Germans who open their homes to refugees don’t necessarily think of it as that big of a deal.
Josie Le Blond writes for UNHCR Tracks, “Wael and Ibrahim sleep in their hosts’ home offices, while Homam and Samira are sharing an artist’s home studio. Mohamad has his own room, and Mecid’s large family has been given an entire house to call their own. …
“Ibrahim, a 29-year-old Syrian seeking asylum in Europe, has slotted easily into the lives of his German hosts, Maximilian and Carolin. The couple, both journalists, offered him their spare room when they heard he was having a hard time finding accommodations in Berlin.
“ ‘I met Max when he interviewed me for an article. He invited me to stay if I had any difficulties,’ says Ibrahim, who fled fighting last summer near his home in the Syrian port city of Latakia.

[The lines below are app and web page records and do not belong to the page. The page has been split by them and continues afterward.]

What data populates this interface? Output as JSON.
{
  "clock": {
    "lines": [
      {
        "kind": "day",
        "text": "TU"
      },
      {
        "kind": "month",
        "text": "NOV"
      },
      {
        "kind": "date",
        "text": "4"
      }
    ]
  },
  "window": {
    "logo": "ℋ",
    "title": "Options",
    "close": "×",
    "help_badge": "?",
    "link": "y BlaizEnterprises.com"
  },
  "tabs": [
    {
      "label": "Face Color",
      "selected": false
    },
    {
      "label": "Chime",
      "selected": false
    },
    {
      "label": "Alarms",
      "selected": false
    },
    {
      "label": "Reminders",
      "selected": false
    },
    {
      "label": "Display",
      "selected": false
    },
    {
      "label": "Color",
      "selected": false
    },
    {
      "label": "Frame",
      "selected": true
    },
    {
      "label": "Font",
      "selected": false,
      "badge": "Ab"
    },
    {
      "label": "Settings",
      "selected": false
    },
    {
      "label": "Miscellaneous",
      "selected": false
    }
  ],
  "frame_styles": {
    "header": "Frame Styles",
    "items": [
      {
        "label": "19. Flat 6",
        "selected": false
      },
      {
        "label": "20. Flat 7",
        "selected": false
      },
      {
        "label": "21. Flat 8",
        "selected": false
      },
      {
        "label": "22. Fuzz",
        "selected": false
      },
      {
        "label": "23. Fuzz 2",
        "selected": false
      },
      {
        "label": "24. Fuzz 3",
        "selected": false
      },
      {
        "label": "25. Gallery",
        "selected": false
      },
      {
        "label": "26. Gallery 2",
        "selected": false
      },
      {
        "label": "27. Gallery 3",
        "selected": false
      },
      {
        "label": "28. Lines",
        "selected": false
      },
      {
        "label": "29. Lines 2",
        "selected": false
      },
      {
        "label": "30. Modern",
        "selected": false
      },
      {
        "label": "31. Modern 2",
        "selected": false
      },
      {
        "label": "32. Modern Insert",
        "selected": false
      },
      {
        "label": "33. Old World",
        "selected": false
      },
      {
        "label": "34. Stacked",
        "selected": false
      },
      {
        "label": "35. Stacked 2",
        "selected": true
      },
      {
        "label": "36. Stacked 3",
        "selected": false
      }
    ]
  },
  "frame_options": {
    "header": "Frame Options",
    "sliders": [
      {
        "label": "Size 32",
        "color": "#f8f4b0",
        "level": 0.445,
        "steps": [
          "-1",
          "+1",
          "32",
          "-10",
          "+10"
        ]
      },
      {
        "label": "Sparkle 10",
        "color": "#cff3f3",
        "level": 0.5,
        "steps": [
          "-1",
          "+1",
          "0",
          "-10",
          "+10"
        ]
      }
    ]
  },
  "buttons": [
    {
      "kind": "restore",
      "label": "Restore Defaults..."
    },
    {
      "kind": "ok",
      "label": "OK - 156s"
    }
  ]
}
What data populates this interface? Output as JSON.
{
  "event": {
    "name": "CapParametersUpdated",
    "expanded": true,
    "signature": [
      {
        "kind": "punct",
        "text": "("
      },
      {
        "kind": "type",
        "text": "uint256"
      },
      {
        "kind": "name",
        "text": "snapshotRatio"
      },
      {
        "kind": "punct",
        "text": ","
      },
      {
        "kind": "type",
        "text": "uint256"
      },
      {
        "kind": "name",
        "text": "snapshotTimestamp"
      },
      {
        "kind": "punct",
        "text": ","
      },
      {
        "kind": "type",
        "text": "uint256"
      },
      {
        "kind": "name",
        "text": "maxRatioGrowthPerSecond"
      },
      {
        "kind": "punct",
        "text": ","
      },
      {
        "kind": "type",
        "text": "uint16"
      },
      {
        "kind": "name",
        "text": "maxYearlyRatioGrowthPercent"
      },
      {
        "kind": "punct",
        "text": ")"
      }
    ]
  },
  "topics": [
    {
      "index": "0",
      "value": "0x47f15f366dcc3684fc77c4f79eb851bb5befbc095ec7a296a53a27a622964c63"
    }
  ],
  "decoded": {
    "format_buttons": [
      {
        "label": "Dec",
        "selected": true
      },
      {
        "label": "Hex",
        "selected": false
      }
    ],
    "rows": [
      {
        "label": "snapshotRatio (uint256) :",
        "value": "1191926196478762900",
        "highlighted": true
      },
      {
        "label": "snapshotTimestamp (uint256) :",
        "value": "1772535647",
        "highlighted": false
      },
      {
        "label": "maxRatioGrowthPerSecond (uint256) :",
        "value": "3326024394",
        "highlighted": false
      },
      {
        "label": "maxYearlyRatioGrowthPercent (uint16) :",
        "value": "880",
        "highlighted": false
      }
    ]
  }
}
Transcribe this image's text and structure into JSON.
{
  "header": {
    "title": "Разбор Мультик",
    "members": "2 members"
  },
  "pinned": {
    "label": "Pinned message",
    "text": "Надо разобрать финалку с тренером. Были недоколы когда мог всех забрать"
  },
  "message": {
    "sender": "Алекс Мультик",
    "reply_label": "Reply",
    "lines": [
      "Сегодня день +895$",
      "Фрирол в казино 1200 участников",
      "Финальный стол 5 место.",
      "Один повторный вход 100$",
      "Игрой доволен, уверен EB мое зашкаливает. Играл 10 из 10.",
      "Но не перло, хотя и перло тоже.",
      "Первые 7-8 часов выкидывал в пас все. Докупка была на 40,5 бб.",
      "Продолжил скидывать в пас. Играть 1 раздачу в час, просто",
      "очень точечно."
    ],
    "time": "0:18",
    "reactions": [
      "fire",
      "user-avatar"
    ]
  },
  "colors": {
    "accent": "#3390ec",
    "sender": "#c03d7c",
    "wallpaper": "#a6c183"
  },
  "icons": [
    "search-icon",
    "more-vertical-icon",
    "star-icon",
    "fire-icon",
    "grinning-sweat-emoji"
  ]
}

“After five months moving between emergency shelters in Germany, Ibrahim was told he had to find a hostel. But an administrative problem meant he quickly found himself without a roof over his head. Ibrahim remembered Maximilian’s offer.
“What we’re doing is the least we could do.”
“ ‘It’s unbelievable, really. If it weren’t for volunteers offering their places, many people might be out on the streets,’ says Maximilian, 29. ‘What we’re doing is the least we could do. We have a three room apartment – it’s easy.’ …
“Weeks later, Maximilian and Carolin now view Ibrahim just like any other lodger. ‘At this point I don’t see Ibrahim as a refugee that is staying at our place,’ says Maximilian. ‘He’s more like a flatmate who joins us for football every Monday.’ ”